- _Assigned task_
In your copy, include every line of the records exactly and no picture at all.

- _Records provided_
· · · · · · ·

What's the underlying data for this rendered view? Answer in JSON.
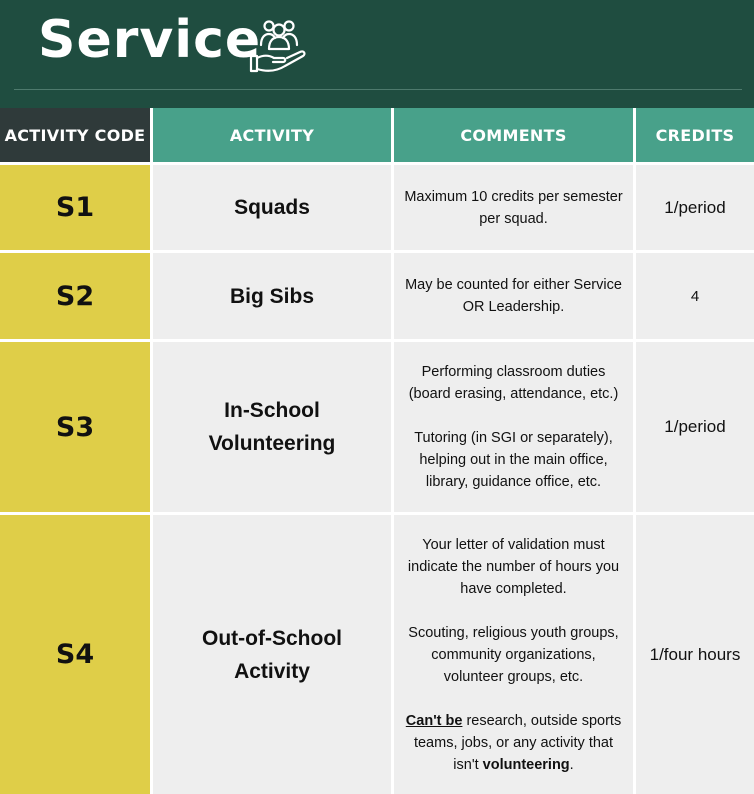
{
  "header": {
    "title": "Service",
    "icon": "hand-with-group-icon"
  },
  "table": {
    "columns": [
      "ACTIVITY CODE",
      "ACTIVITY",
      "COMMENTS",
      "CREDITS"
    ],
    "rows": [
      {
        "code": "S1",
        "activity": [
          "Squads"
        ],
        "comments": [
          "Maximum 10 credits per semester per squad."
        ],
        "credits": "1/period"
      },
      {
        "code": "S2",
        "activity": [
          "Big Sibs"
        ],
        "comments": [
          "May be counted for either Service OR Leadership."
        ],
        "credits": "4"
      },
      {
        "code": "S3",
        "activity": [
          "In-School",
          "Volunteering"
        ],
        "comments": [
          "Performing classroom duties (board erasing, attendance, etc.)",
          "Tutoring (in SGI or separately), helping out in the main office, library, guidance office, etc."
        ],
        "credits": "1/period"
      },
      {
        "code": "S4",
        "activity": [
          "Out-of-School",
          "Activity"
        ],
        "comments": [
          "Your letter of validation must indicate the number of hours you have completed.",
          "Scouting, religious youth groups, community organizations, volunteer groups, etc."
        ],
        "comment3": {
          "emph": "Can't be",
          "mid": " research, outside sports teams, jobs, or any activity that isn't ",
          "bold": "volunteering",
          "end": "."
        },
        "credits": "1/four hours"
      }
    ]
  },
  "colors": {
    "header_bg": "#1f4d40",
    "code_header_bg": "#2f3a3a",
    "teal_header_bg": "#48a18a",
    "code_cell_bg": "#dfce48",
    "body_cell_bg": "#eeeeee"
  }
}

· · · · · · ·

- _Task answer_
What's the underlying data for this rendered view? Answer in JSON.
{
  "header": {
    "title": "Service",
    "icon": "hand-with-group-icon"
  },
  "table": {
    "columns": [
      "ACTIVITY CODE",
      "ACTIVITY",
      "COMMENTS",
      "CREDITS"
    ],
    "rows": [
      {
        "code": "S1",
        "activity": [
          "Squads"
        ],
        "comments": [
          "Maximum 10 credits per semester per squad."
        ],
        "credits": "1/period"
      },
      {
        "code": "S2",
        "activity": [
          "Big Sibs"
        ],
        "comments": [
          "May be counted for either Service OR Leadership."
        ],
        "credits": "4"
      },
      {
        "code": "S3",
        "activity": [
          "In-School",
          "Volunteering"
        ],
        "comments": [
          "Performing classroom duties (board erasing, attendance, etc.)",
          "Tutoring (in SGI or separately), helping out in the main office, library, guidance office, etc."
        ],
        "credits": "1/period"
      },
      {
        "code": "S4",
        "activity": [
          "Out-of-School",
          "Activity"
        ],
        "comments": [
          "Your letter of validation must indicate the number of hours you have completed.",
          "Scouting, religious youth groups, community organizations, volunteer groups, etc."
        ],
        "comment3": {
          "emph": "Can't be",
          "mid": " research, outside sports teams, jobs, or any activity that isn't ",
          "bold": "volunteering",
          "end": "."
        },
        "credits": "1/four hours"
      }
    ]
  },
  "colors": {
    "header_bg": "#1f4d40",
    "code_header_bg": "#2f3a3a",
    "teal_header_bg": "#48a18a",
    "code_cell_bg": "#dfce48",
    "body_cell_bg": "#eeeeee"
  }
}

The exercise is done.